Lewis Katz, the co-owner of the Philadelphia Inquirer who is suing over the dismissal of editor-in-chief Bill Marimow said on the witness stand today that he objected to publisher Bob Hall running the company on a part-time basis and “calling from a cell phone on a golf course when we were having a business meeting.”
It was Hall who fired Marimow Oct. 7, citing Marimow’s resistance to a series of changes at the paper, including the dismissal of several staff members.
Katz and co-owner H.F. “Gerry” Lenfest argue that Hall lacked the authority to fire Marimow, because key business decisions had to be approved by Katz and Norcross, the principal investors in the group that bought the company that owns the Inquirer, Daily News and Philly.com in April of last year.
Plenty of bad blood
In more than three hours on the witness stand, Katz detailed conflicts with Hall and Norcross, whom Katz said wanted to get rid of Marimow. Katz said he was troubled that Hall said in the fall of 2012 that he wanted to work on a part time basis.
Katz said that in early 2013 Hall spent most of his time in Florida and often joined meetings by telephone. Katz said he objected because the company needed a full-time manager.
Katz also testified that when he raised complaints about Hall with Norcross, Norcross told him that their initial agreement was that Norcross would mostly run the business and that Katz would be less involved because he wanted to travel and spend time with his family. Katz added that Norcross said if he’d known what he knows now, he wouldn’t have invested with Katz and would have sought other partners.
Katz also said that when it was clear that Norcross and Hall wanted to fire Marimow, he issues a warning. “I said ‘I’m going to file suit. This is the Rubicon,'” he said.

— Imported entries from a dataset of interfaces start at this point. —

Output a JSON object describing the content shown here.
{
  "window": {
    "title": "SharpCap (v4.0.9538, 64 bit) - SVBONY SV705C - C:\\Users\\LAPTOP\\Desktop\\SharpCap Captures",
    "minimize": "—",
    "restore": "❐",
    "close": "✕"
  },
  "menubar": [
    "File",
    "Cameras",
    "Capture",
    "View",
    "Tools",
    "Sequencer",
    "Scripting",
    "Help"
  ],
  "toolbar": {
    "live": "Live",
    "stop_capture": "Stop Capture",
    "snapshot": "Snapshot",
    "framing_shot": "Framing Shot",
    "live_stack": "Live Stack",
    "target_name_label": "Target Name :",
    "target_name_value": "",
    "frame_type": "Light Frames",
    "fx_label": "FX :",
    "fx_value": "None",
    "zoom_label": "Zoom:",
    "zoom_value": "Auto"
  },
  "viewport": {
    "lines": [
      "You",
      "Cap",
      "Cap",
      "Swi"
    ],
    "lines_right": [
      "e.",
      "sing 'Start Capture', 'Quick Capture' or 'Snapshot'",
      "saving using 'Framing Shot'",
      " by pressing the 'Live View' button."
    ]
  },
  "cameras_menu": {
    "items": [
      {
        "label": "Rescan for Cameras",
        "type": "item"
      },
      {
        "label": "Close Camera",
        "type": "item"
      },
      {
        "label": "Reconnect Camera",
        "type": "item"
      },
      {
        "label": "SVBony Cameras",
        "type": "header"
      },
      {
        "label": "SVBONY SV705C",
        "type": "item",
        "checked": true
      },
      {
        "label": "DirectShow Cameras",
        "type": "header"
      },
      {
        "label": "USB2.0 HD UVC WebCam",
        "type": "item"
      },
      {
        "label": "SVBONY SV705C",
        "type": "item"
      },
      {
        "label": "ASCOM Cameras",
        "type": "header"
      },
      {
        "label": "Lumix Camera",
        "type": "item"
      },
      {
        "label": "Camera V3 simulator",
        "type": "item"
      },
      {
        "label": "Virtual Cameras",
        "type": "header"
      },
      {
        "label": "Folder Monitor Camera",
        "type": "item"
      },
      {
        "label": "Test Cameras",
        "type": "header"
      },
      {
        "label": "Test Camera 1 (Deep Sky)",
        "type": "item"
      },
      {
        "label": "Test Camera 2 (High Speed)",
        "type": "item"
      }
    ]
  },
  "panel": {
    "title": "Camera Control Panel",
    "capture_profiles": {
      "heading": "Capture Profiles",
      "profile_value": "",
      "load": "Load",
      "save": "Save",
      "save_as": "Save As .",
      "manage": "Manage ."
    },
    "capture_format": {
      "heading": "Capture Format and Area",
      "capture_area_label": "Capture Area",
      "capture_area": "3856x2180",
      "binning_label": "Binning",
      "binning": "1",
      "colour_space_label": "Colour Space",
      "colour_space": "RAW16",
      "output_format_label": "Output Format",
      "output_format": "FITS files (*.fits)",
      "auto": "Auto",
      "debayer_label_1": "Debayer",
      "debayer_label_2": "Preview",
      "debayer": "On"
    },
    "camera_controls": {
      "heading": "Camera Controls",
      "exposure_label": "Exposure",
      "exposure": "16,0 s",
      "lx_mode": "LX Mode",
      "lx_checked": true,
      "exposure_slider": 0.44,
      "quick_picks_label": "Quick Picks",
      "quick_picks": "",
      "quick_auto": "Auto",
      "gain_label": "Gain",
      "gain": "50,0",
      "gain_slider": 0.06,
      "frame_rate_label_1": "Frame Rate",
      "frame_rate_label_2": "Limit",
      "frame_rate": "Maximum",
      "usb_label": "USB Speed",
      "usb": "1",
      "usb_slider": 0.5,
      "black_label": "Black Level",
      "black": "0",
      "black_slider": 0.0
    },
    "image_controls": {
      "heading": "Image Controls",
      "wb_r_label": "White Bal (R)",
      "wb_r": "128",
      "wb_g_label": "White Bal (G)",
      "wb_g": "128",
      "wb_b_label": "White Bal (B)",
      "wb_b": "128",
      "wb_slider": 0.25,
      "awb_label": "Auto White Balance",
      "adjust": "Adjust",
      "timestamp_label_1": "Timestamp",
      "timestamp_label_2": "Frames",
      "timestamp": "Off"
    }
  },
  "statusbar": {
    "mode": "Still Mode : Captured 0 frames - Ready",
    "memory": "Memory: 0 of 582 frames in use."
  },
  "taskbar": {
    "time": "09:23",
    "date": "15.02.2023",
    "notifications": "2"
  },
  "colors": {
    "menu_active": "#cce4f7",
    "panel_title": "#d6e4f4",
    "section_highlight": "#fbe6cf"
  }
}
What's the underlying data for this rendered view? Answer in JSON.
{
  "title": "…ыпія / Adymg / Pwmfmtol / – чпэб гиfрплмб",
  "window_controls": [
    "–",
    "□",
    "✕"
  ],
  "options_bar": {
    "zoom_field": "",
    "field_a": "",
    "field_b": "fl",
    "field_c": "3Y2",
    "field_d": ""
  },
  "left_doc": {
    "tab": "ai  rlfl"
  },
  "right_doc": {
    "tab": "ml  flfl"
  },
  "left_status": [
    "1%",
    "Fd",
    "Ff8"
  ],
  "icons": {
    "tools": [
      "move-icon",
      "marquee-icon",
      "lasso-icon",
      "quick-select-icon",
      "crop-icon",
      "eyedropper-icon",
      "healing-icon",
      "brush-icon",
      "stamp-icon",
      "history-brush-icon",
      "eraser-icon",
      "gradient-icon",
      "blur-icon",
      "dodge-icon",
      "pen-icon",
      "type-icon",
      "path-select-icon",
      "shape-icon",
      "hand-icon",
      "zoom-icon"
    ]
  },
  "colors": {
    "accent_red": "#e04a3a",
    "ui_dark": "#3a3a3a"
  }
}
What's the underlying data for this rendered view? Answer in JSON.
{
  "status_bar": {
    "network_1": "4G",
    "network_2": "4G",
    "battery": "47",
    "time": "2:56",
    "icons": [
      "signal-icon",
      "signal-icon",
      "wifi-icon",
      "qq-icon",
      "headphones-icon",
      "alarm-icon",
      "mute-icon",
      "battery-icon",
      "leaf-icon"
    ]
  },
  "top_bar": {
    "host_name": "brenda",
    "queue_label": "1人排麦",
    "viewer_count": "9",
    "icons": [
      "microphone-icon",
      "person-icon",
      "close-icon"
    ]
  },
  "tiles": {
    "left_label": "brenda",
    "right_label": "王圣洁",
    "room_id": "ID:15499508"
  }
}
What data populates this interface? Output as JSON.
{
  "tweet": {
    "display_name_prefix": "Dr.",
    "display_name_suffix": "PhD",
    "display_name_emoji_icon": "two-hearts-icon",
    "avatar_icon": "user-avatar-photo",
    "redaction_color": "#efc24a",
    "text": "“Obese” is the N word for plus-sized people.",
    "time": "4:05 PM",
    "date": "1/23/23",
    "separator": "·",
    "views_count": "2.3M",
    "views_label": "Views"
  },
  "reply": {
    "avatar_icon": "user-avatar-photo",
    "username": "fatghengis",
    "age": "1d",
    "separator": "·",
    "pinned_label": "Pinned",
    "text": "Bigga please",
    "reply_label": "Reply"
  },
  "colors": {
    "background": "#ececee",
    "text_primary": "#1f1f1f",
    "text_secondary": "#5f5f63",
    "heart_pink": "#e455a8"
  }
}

You can read about Wednesday’s testimony of Katz and other principals in the case here.